2. Flush your water heater annually.
Draining your water heater allows you to flush out any sediment that may have build up inside. The sediment inside your water heater isn’t harmful, but it can greatly reduce the overall efficiency of the machine overall.
The first step to draining your water heater is to completely disconnect the appliance from power. It’s important that you do this first, electricity and water don’t mix! Then you can disconnect the tank it from its water supply. One you’re SURE that the power and water have been disconnected, you’ll still need to wait a while longer. The water that’s left in the tank needs to cool down before you can drain the tank. Once the water is cooled, you can finally attach a drainage hose to the tank. Drain all of the water and sediment inside. Once this is done, you can refill the tank and hook the power back up! Be sure you don’t turn the heater back on until the tank has filled all the way. This will prevent the heater from working overtime to heat water that isn’t there.

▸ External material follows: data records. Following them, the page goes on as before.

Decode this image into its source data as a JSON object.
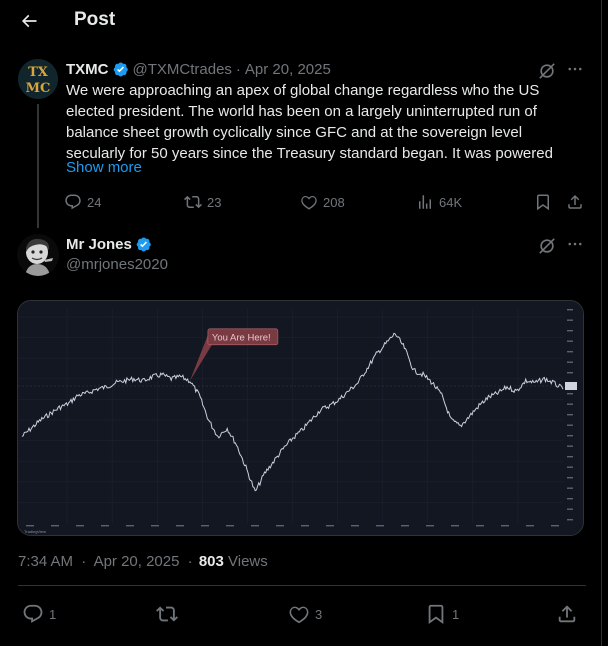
{
  "header": {
    "title": "Post"
  },
  "thread": {
    "parent": {
      "avatar_text": [
        "TX",
        "MC"
      ],
      "name": "TXMC",
      "handle": "@TXMCtrades",
      "separator": "·",
      "date": "Apr 20, 2025",
      "lines": [
        "We were approaching an apex of global change regardless who the US",
        "elected president. The world has been on a largely uninterrupted run of",
        "balance sheet growth cyclically since GFC and at the sovereign level",
        "secularly for 50 years since the Treasury standard began. It was powered"
      ],
      "show_more": "Show more",
      "actions": {
        "replies": "24",
        "reposts": "23",
        "likes": "208",
        "views": "64K"
      }
    },
    "main": {
      "name": "Mr Jones",
      "handle": "@mrjones2020",
      "media": {
        "annotation": "You Are Here!",
        "watermark": "TradingView",
        "chart_data": {
          "type": "line",
          "title": "",
          "series": [
            {
              "values": [
                0.42,
                0.46,
                0.5,
                0.53,
                0.56,
                0.58,
                0.62,
                0.63,
                0.65,
                0.66,
                0.68,
                0.69,
                0.7,
                0.69,
                0.71,
                0.72,
                0.7,
                0.71,
                0.69,
                0.62,
                0.5,
                0.42,
                0.46,
                0.38,
                0.27,
                0.15,
                0.24,
                0.3,
                0.36,
                0.41,
                0.45,
                0.5,
                0.55,
                0.57,
                0.6,
                0.64,
                0.68,
                0.75,
                0.82,
                0.87,
                0.92,
                0.85,
                0.74,
                0.72,
                0.68,
                0.62,
                0.5,
                0.47,
                0.52,
                0.57,
                0.61,
                0.63,
                0.66,
                0.64,
                0.69,
                0.68,
                0.7,
                0.68,
                0.65
              ]
            }
          ],
          "annotation_index": 18,
          "ylim": [
            0,
            1
          ]
        }
      },
      "time": "7:34 AM",
      "separator": "·",
      "date": "Apr 20, 2025",
      "views_count": "803",
      "views_label": "Views",
      "actions": {
        "replies": "1",
        "reposts": "",
        "likes": "3",
        "bookmarks": "1"
      }
    }
  },
  "colors": {
    "background": "#000000",
    "text": "#e7e9ea",
    "muted": "#71767b",
    "link": "#1d9bf0",
    "verified": "#1d9bf0",
    "chart_bg": "#131722",
    "chart_line": "#c9d1e0",
    "annotation_bg": "#7a3a42"
  },
  "icons": [
    "back-arrow-icon",
    "verified-badge-icon",
    "grok-icon",
    "more-icon",
    "reply-icon",
    "repost-icon",
    "like-icon",
    "views-icon",
    "bookmark-icon",
    "share-icon"
  ]
}
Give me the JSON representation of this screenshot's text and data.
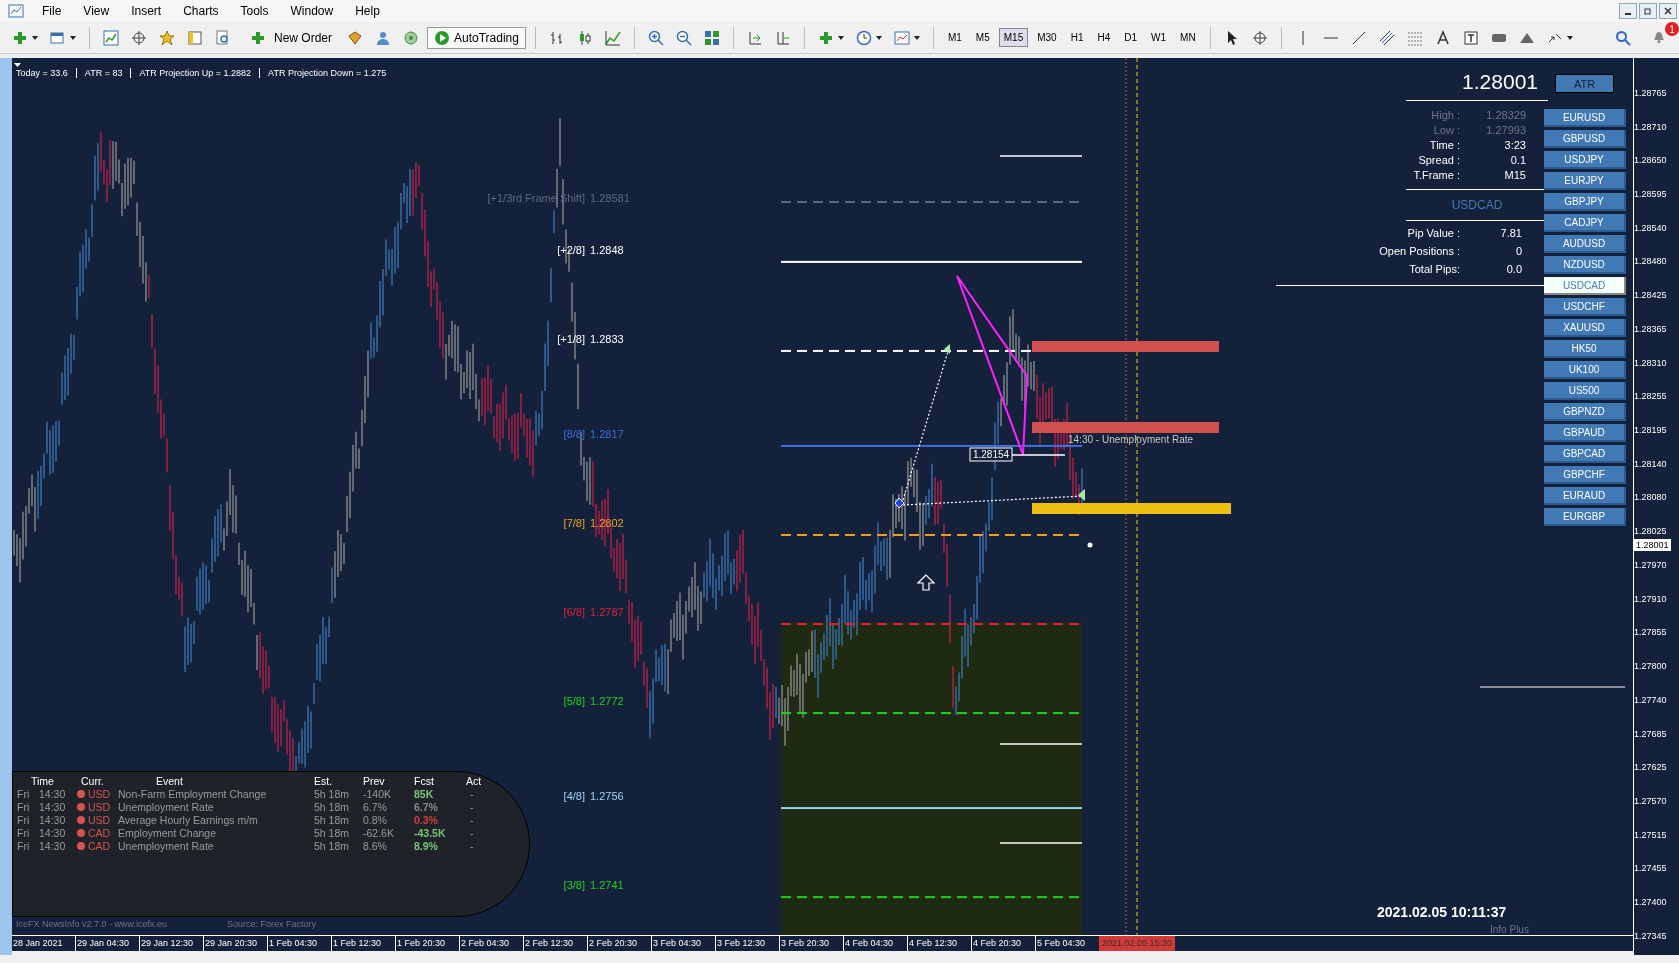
{
  "menu": [
    "File",
    "View",
    "Insert",
    "Charts",
    "Tools",
    "Window",
    "Help"
  ],
  "toolbar": {
    "new_order": "New Order",
    "autotrading": "AutoTrading",
    "notification_count": "1",
    "timeframes": [
      {
        "label": "M1",
        "selected": false
      },
      {
        "label": "M5",
        "selected": false
      },
      {
        "label": "M15",
        "selected": true
      },
      {
        "label": "M30",
        "selected": false
      },
      {
        "label": "H1",
        "selected": false
      },
      {
        "label": "H4",
        "selected": false
      },
      {
        "label": "D1",
        "selected": false
      },
      {
        "label": "W1",
        "selected": false
      },
      {
        "label": "MN",
        "selected": false
      }
    ]
  },
  "info_bar": [
    "Today = 33.6",
    "ATR = 83",
    "ATR Projection Up = 1.2882",
    "ATR Projection Down = 1.275"
  ],
  "murrey_levels": [
    {
      "label": "[+1/3rd Frame Shift]",
      "price": "1.28581",
      "color": "#5c6b80",
      "dashed": true
    },
    {
      "label": "[+2/8]",
      "price": "1.2848",
      "color": "#ffffff",
      "dashed": false
    },
    {
      "label": "[+1/8]",
      "price": "1.2833",
      "color": "#ffffff",
      "dashed": true
    },
    {
      "label": "[8/8]",
      "price": "1.2817",
      "color": "#3f6fe0",
      "dashed": false
    },
    {
      "label": "[7/8]",
      "price": "1.2802",
      "color": "#f0a020",
      "dashed": true
    },
    {
      "label": "[6/8]",
      "price": "1.2787",
      "color": "#e0203a",
      "dashed": true
    },
    {
      "label": "[5/8]",
      "price": "1.2772",
      "color": "#20d020",
      "dashed": true
    },
    {
      "label": "[4/8]",
      "price": "1.2756",
      "color": "#9fd3f0",
      "dashed": false
    },
    {
      "label": "[3/8]",
      "price": "1.2741",
      "color": "#20d020",
      "dashed": true
    }
  ],
  "chart_labels": {
    "price_tag": "1.28154",
    "event": "14:30 - Unemployment Rate"
  },
  "panel": {
    "button": "ATR",
    "price": "1.28001",
    "stats": [
      {
        "label": "High :",
        "value": "1.28329",
        "dim": true
      },
      {
        "label": "Low :",
        "value": "1.27993",
        "dim": true
      },
      {
        "label": "Time :",
        "value": "3:23",
        "dim": false
      },
      {
        "label": "Spread :",
        "value": "0.1",
        "dim": false
      },
      {
        "label": "T.Frame :",
        "value": "M15",
        "dim": false
      }
    ],
    "symbol": "USDCAD",
    "account": [
      {
        "label": "Pip Value :",
        "value": "7.81"
      },
      {
        "label": "Open Positions :",
        "value": "0"
      },
      {
        "label": "Total Pips:",
        "value": "0.0"
      }
    ]
  },
  "symbols": [
    {
      "label": "EURUSD",
      "selected": false
    },
    {
      "label": "GBPUSD",
      "selected": false
    },
    {
      "label": "USDJPY",
      "selected": false
    },
    {
      "label": "EURJPY",
      "selected": false
    },
    {
      "label": "GBPJPY",
      "selected": false
    },
    {
      "label": "CADJPY",
      "selected": false
    },
    {
      "label": "AUDUSD",
      "selected": false
    },
    {
      "label": "NZDUSD",
      "selected": false
    },
    {
      "label": "USDCAD",
      "selected": true
    },
    {
      "label": "USDCHF",
      "selected": false
    },
    {
      "label": "XAUUSD",
      "selected": false
    },
    {
      "label": "HK50",
      "selected": false
    },
    {
      "label": "UK100",
      "selected": false
    },
    {
      "label": "US500",
      "selected": false
    },
    {
      "label": "GBPNZD",
      "selected": false
    },
    {
      "label": "GBPAUD",
      "selected": false
    },
    {
      "label": "GBPCAD",
      "selected": false
    },
    {
      "label": "GBPCHF",
      "selected": false
    },
    {
      "label": "EURAUD",
      "selected": false
    },
    {
      "label": "EURGBP",
      "selected": false
    }
  ],
  "news": {
    "columns": [
      "Time",
      "Curr.",
      "Event",
      "Est.",
      "Prev",
      "Fcst",
      "Act"
    ],
    "rows": [
      {
        "day": "Fri",
        "time": "14:30",
        "currency": "USD",
        "event": "Non-Farm Employment Change",
        "est": "5h 18m",
        "prev": "-140K",
        "fcst": "85K",
        "color": "#7ac47a",
        "act": "-"
      },
      {
        "day": "Fri",
        "time": "14:30",
        "currency": "USD",
        "event": "Unemployment Rate",
        "est": "5h 18m",
        "prev": "6.7%",
        "fcst": "6.7%",
        "color": "#8a8a8a",
        "act": "-"
      },
      {
        "day": "Fri",
        "time": "14:30",
        "currency": "USD",
        "event": "Average Hourly Earnings m/m",
        "est": "5h 18m",
        "prev": "0.8%",
        "fcst": "0.3%",
        "color": "#d04040",
        "act": "-"
      },
      {
        "day": "Fri",
        "time": "14:30",
        "currency": "CAD",
        "event": "Employment Change",
        "est": "5h 18m",
        "prev": "-62.6K",
        "fcst": "-43.5K",
        "color": "#7ac47a",
        "act": "-"
      },
      {
        "day": "Fri",
        "time": "14:30",
        "currency": "CAD",
        "event": "Unemployment Rate",
        "est": "5h 18m",
        "prev": "8.6%",
        "fcst": "8.9%",
        "color": "#7ac47a",
        "act": "-"
      }
    ],
    "footer": "IceFX NewsInfo v2.7.0  -  www.icefx.eu",
    "source": "Source: Forex Factory"
  },
  "price_axis": {
    "ticks": [
      "1.28765",
      "1.28710",
      "1.28650",
      "1.28595",
      "1.28540",
      "1.28480",
      "1.28425",
      "1.28365",
      "1.28310",
      "1.28255",
      "1.28195",
      "1.28140",
      "1.28080",
      "1.28025",
      "1.27970",
      "1.27910",
      "1.27855",
      "1.27800",
      "1.27740",
      "1.27685",
      "1.27625",
      "1.27570",
      "1.27515",
      "1.27455",
      "1.27400",
      "1.27345"
    ],
    "current": "1.28001"
  },
  "time_axis": {
    "labels": [
      "28 Jan 2021",
      "29 Jan 04:30",
      "29 Jan 12:30",
      "29 Jan 20:30",
      "1 Feb 04:30",
      "1 Feb 12:30",
      "1 Feb 20:30",
      "2 Feb 04:30",
      "2 Feb 12:30",
      "2 Feb 20:30",
      "3 Feb 04:30",
      "3 Feb 12:30",
      "3 Feb 20:30",
      "4 Feb 04:30",
      "4 Feb 12:30",
      "4 Feb 20:30",
      "5 Feb 04:30"
    ],
    "cursor": "2021.02.05 15:30"
  },
  "clock": {
    "time": "2021.02.05 10:11:37",
    "caption": "Info Plus"
  }
}
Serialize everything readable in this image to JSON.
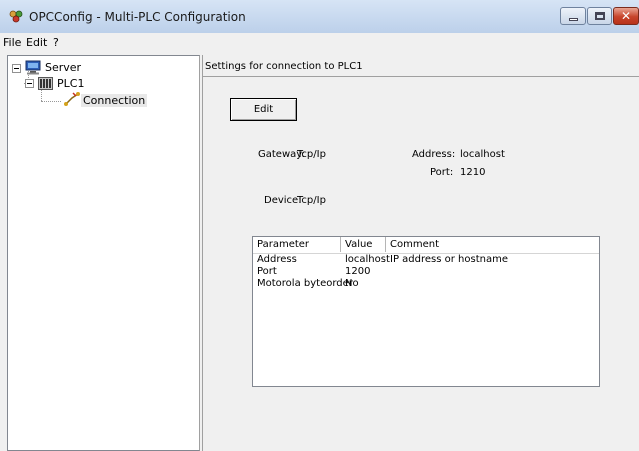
{
  "window": {
    "title": "OPCConfig - Multi-PLC Configuration"
  },
  "menu": [
    "File",
    "Edit",
    "?"
  ],
  "tree": {
    "root": {
      "label": "Server",
      "icon": "computer-icon"
    },
    "child": {
      "label": "PLC1",
      "icon": "plc-icon"
    },
    "leaf": {
      "label": "Connection",
      "icon": "connection-icon"
    }
  },
  "panel": {
    "title": "Settings for connection to PLC1",
    "edit_label": "Edit",
    "gateway_label": "Gateway:",
    "gateway_value": "Tcp/Ip",
    "address_label": "Address:",
    "address_value": "localhost",
    "port_label": "Port:",
    "port_value": "1210",
    "device_label": "Device:",
    "device_value": "Tcp/Ip"
  },
  "table": {
    "columns": [
      "Parameter",
      "Value",
      "Comment"
    ],
    "rows": [
      [
        "Address",
        "localhost",
        "IP address or hostname"
      ],
      [
        "Port",
        "1200",
        ""
      ],
      [
        "Motorola byteorder",
        "No",
        ""
      ]
    ]
  },
  "colors": {
    "titlebar": "#d6e4f5",
    "close_button": "#c7432b",
    "background": "#f0f0f0"
  }
}
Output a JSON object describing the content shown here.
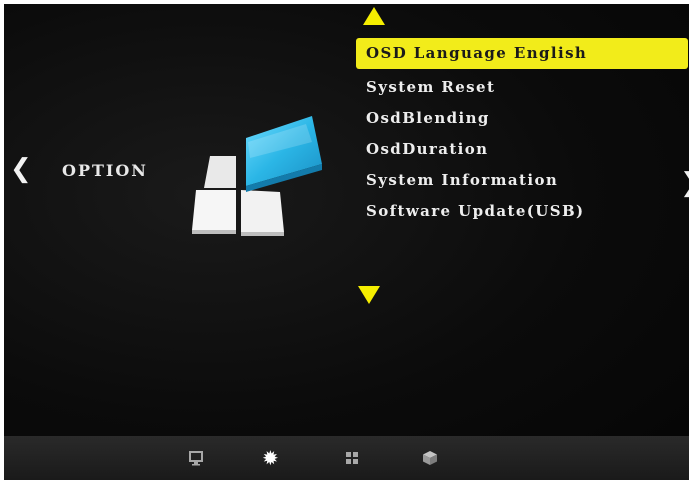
{
  "section": {
    "title": "OPTION"
  },
  "menu": {
    "items": [
      {
        "label": "OSD Language English",
        "selected": true
      },
      {
        "label": "System Reset",
        "selected": false
      },
      {
        "label": "OsdBlending",
        "selected": false
      },
      {
        "label": "OsdDuration",
        "selected": false
      },
      {
        "label": "System Information",
        "selected": false
      },
      {
        "label": "Software Update(USB)",
        "selected": false
      }
    ]
  },
  "navigation": {
    "left_icon": "chevron-left-icon",
    "right_icon": "chevron-right-icon",
    "scroll_up_icon": "triangle-up-icon",
    "scroll_down_icon": "triangle-down-icon"
  },
  "bottom_tabs": [
    {
      "icon": "monitor-icon",
      "active": false
    },
    {
      "icon": "gear-icon",
      "active": true
    },
    {
      "icon": "grid-icon",
      "active": false
    },
    {
      "icon": "cube-icon",
      "active": false
    }
  ],
  "colors": {
    "highlight": "#f2ec1a",
    "arrow": "#f5ee00",
    "text": "#eeeeee",
    "background": "#0b0b0b",
    "tile_blue": "#2bb6e6",
    "tile_white": "#f4f4f4"
  }
}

3. Check the temperature.
Most of the time, water heaters are set to reach temperatures you’ll never need in your home. The hottest temperature you’ll likely ever need is 120 degrees Fahrenheit. This is sufficient to complete cleaning and sanitization around the home. Despite this, many tanks are set to 140 degrees! Turning down the max temperature will help reduce the risk of scalds and burns, and it’ll save you money as well!
Insulating the pipes that lead into and out of the heater will help put less strain on it. It will also help keep your water hotter for longer. You can insulate the water heater tank for the same reasons. This is an especially useful tip in the wintertime, but you can insulate your water heater any time of year.
If you live in Idaho, you should make sure that your pipes are insulated in the winter! This can help prevent water from freezing in the pipework. Often times, water heater leaks or floods happen when pipes burst from the water inside freezing. Performing the simple task of adding insulation can help reduce the risk of leaks and flooding, as well as improve the heaters overall efficiency.
5. When in doubt, call a plumber.
If you discover any issues with your tank during your regular inspections or DIY fixes, call a professional! While you may be able to handle simple repairs and replacements, it’s always worth calling in a plumber for major issues. Water heaters can be dangerous if you aren’t careful (like we mentioned earlier, they frequently store water up to 140 degrees Fahrenheit!) so it’s worth it to get professional help when you need it.
Looking for more help with your water heater? Check out our post on “How to Deal With Excess Water in Your Water Heater”